Hello Chris, I am going to a school reunion this summer (all girls Convent!!!!), 25 years after leaving. Although I am really looking forward to going, unfortunately, I have not kept in touch with anybody and only see two of the girls now and again as they still live locally. Have you ever been to a school reunion and do you still keep in touch with any school/university friends? If not, and you would like to go to one, you are welcome to come with me to mine!! Looking forward to your next concerts and I think another visit to Liverpool is due very soon. With Lots of Love, and all the yellow roses in the world, Melanie x
Thank you very much, Melanie, for all the wonderful yellow roses you've sent me. Whenever I receive a single one or a bunch of yellow roses, I know exactly who they've come from. And thank you for that! Your question about school reunions? Well, the answer is no, I haven't really attended many of them if any, apart from fairly soon after I left school, which of course was back in the dark ages. But I have still a lot of friends from University days, which is great. We keep in touch. They are the solid friends in my life and I really enjoy their company. We have still a lot in common. I have been to Liverpool recently, but only for a football match. But I look forward to returning there some time in the future to sing as I did in the Anglican cathedral last year, which was a huge success and a great memory for me.
29th December 2005 - Mert Ener (23) from Istanbul, Turkey:
Hi Chris! In the video clip of the song Ship to Shore there are two guys playing cards. One of them is never seen all along the video. But the other guy really looks like the famous French actor Vincent Perez. Is he? Thanks a lot!
You know, the trouble is, I haven't seen the video clip of "Ship To Shore" for years. And I think the other person in the clip was an actor. I don't even remember who he was, but he certainly wasn't this famous French actor Vincent Perez, whoever he is. I am sure he is very famous. But no, that was just me and somebody else. For the life of me, I cannot remember who.
30th December 2005 - Gaynor Lightfoot (49) from Bromley, Kent, UK:
Dear Chris, I have recently been on a special weekend at a Warner hotel where there was a guest entertainer appearing on the Saturday night. I was there when Jools Holland was playing.It was a brilliant evening which was very intimate as there were only about 200 people there. Have you ever considered appearing at this sort of venue? I'm sure that many fans would love the chance to see you, and have a weekend together too.It would suit your solo style, but there would be ample room for your band. I love your music and have been glad to listen to you on so many occasions, especially as I have M.E. which means I have a good reason to rest and listen to you. Thank you for all you do. With Love, Gaynor
I think I may have adressed this kind of question before, and perhaps even from Gaynor about this kind of weekend. Well, I love this idea, and in fact we have talked about it many times, my office and I, my manager and I. About finding the right sort of place to have an intimate weekend with a small number of fans, where I would do a performance. People would either stay locally, or would stay in the house itself. And I would talk about the songs I have written, how I wrote them, 200 or 300 people, maybe 500 people. I think it's a fantastic idea. I have a strong feeling this will happen sooner or later.
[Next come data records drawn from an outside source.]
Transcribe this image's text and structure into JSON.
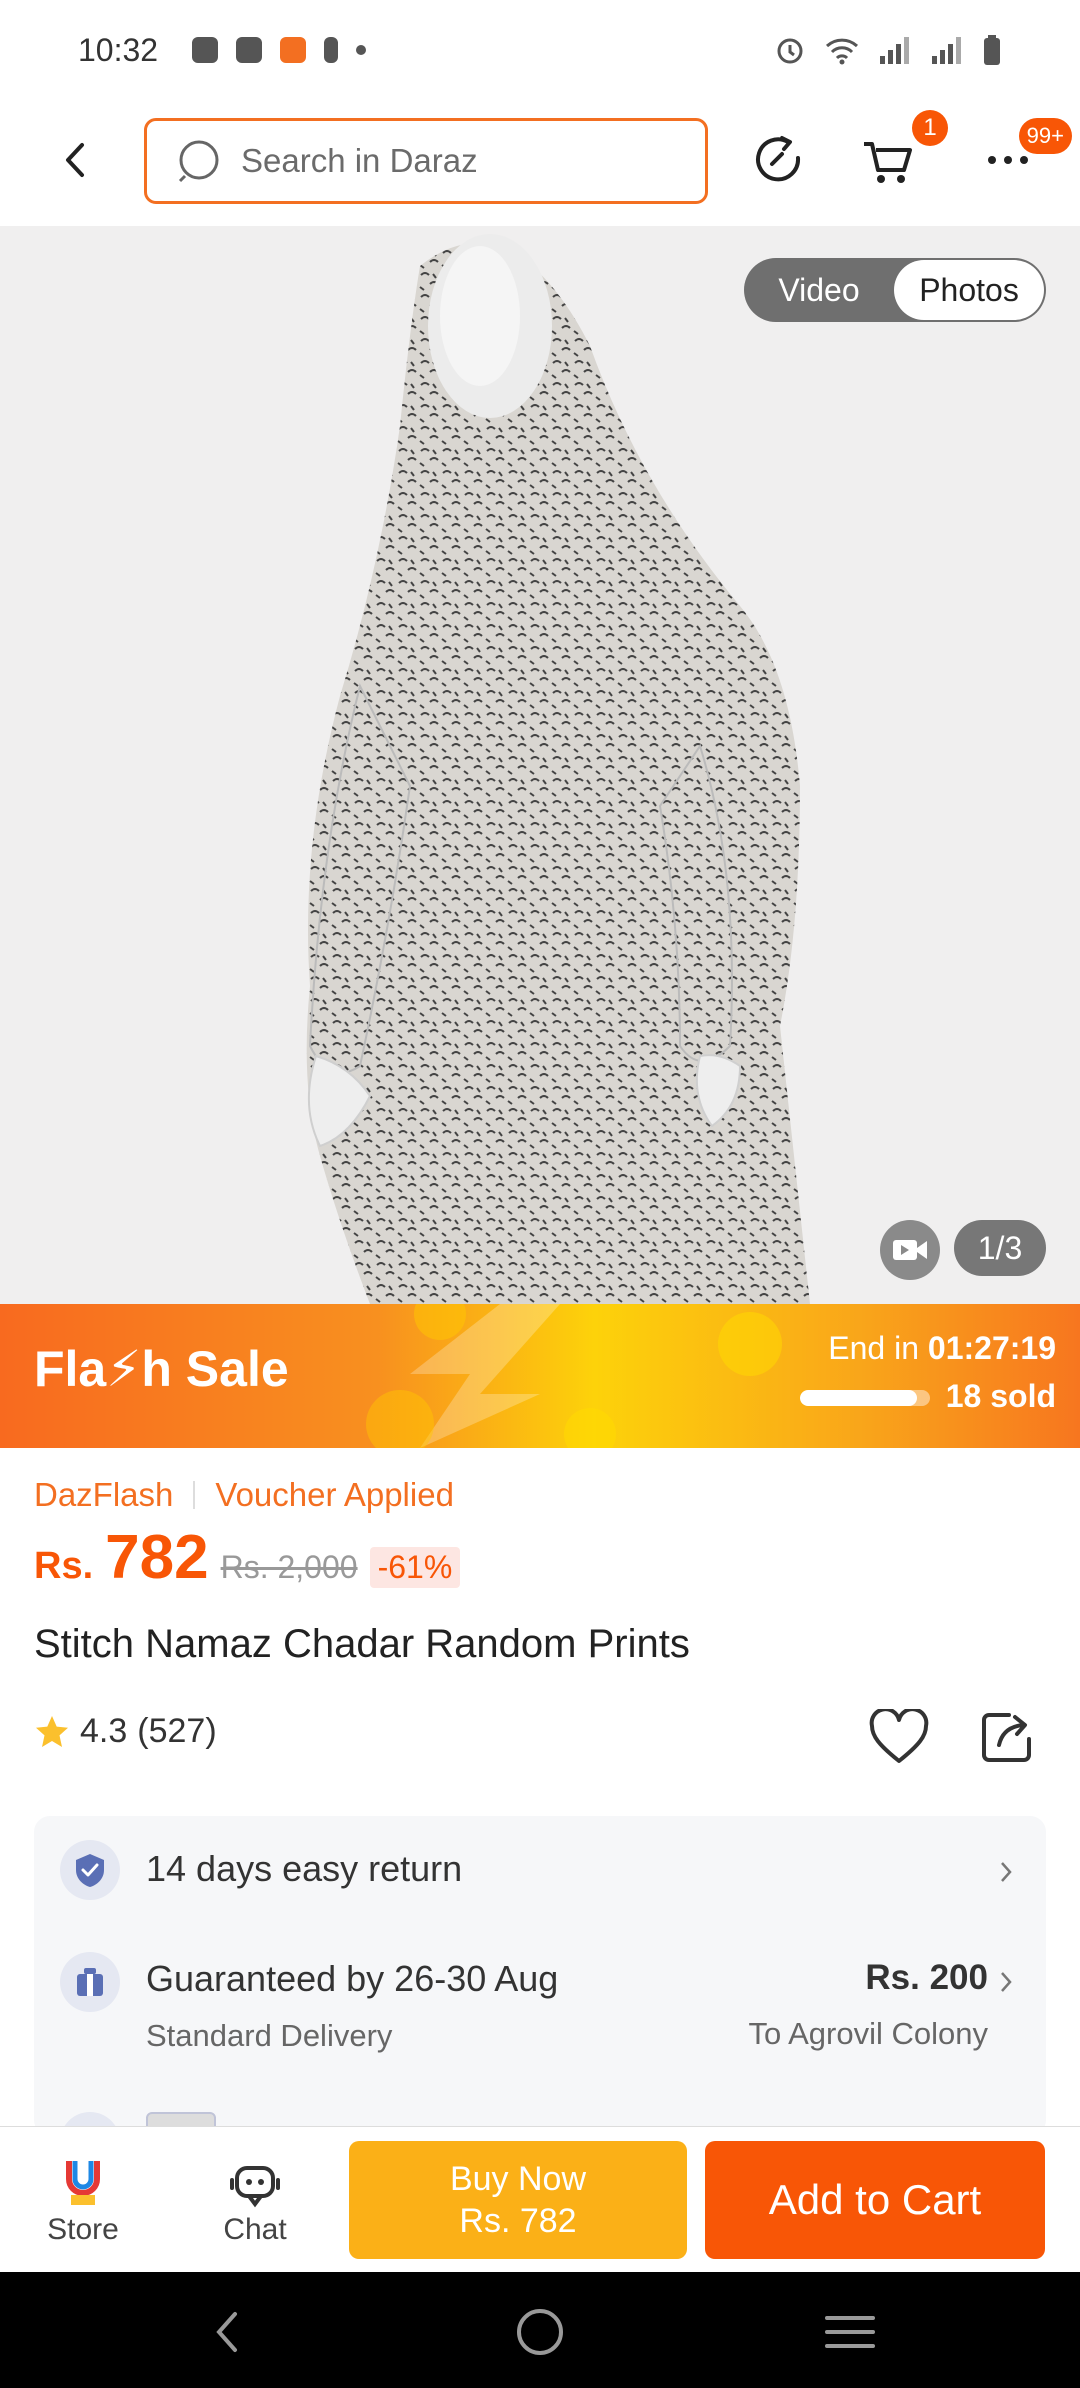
{
  "status_bar": {
    "time": "10:32"
  },
  "search": {
    "placeholder": "Search in Daraz"
  },
  "header": {
    "cart_badge": "1",
    "more_badge": "99+"
  },
  "gallery": {
    "toggle_video": "Video",
    "toggle_photos": "Photos",
    "counter": "1/3"
  },
  "flash_sale": {
    "title": "Fla⚡h  Sale",
    "end_label": "End in",
    "end_time": "01:27:19",
    "sold": "18 sold",
    "progress": 0.9
  },
  "product": {
    "tag_1": "DazFlash",
    "tag_2": "Voucher Applied",
    "currency": "Rs.",
    "price": "782",
    "old_price": "Rs. 2,000",
    "discount": "-61%",
    "title": "Stitch Namaz Chadar Random Prints",
    "rating": "4.3",
    "reviews": "(527)"
  },
  "services": {
    "return_text": "14 days easy return",
    "delivery_title": "Guaranteed by 26-30 Aug",
    "delivery_type": "Standard Delivery",
    "delivery_fee": "Rs. 200",
    "delivery_location": "To Agrovil Colony"
  },
  "bottom_bar": {
    "store_label": "Store",
    "chat_label": "Chat",
    "buy_now_label": "Buy Now",
    "buy_now_price": "Rs. 782",
    "add_to_cart_label": "Add to Cart"
  },
  "colors": {
    "brand_orange": "#f85606",
    "buy_now_yellow": "#fbb017"
  }
}
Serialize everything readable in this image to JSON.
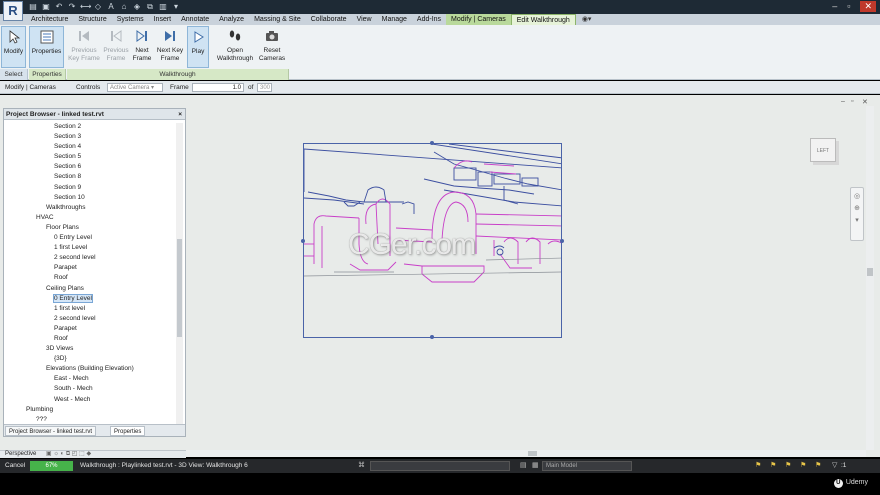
{
  "app": {
    "logo": "R"
  },
  "ribbon_tabs": [
    "Architecture",
    "Structure",
    "Systems",
    "Insert",
    "Annotate",
    "Analyze",
    "Massing & Site",
    "Collaborate",
    "View",
    "Manage",
    "Add-Ins",
    "Modify | Cameras",
    "Edit Walkthrough"
  ],
  "ribbon": {
    "modify": "Modify",
    "properties": "Properties",
    "previous_key_frame": "Previous Key Frame",
    "previous_frame": "Previous Frame",
    "next_frame": "Next Frame",
    "next_key_frame": "Next Key Frame",
    "play": "Play",
    "open_walkthrough": "Open Walkthrough",
    "reset_cameras": "Reset Cameras",
    "panel_select": "Select",
    "panel_properties": "Properties",
    "panel_walkthrough": "Walkthrough"
  },
  "options_bar": {
    "context": "Modify | Cameras",
    "controls_label": "Controls",
    "controls_value": "Active Camera",
    "frame_label": "Frame",
    "frame_value": "1.0",
    "of_label": "of",
    "total_frames": "300"
  },
  "project_browser": {
    "title": "Project Browser - linked test.rvt",
    "close": "×",
    "items": [
      "Section 2",
      "Section 3",
      "Section 4",
      "Section 5",
      "Section 6",
      "Section 8",
      "Section 9",
      "Section 10",
      "Walkthroughs",
      "HVAC",
      "Floor Plans",
      "0 Entry Level",
      "1 first Level",
      "2 second level",
      "Parapet",
      "Roof",
      "Ceiling Plans",
      "0 Entry Level",
      "1 first level",
      "2 second level",
      "Parapet",
      "Roof",
      "3D Views",
      "{3D}",
      "Elevations (Building Elevation)",
      "East - Mech",
      "South - Mech",
      "West - Mech",
      "Plumbing",
      "???"
    ],
    "tab_browser": "Project Browser - linked test.rvt",
    "tab_properties": "Properties"
  },
  "viewcube": {
    "label": "LEFT"
  },
  "watermark": "CGer.com",
  "view_bar": {
    "label": "Perspective"
  },
  "status_bar": {
    "cancel": "Cancel",
    "progress_text": "67%",
    "progress_value": 0.67,
    "message": "Walkthrough : Playlinked test.rvt - 3D View: Walkthrough 6",
    "model_value": "Main Model",
    "filter_value": ":1"
  },
  "footer": {
    "brand": "Udemy"
  },
  "colors": {
    "ribbon_context": "#b9d99b",
    "progress": "#46b34a",
    "crop": "#4a63a8",
    "magenta": "#c83fc8"
  }
}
31st December 2005 - Andy Sands (37) from London, England:
Chris, without your music my life would be pretty empty. What one thing could you not do without?
That's a tough question! Music is important to me, but I think at the end of the day, the one thing that would keep my heart beating would be surrounded by my family. Music is a beautiful extra, but I think if I was for any reasons separated from my family, this would cause me direct and constant pain.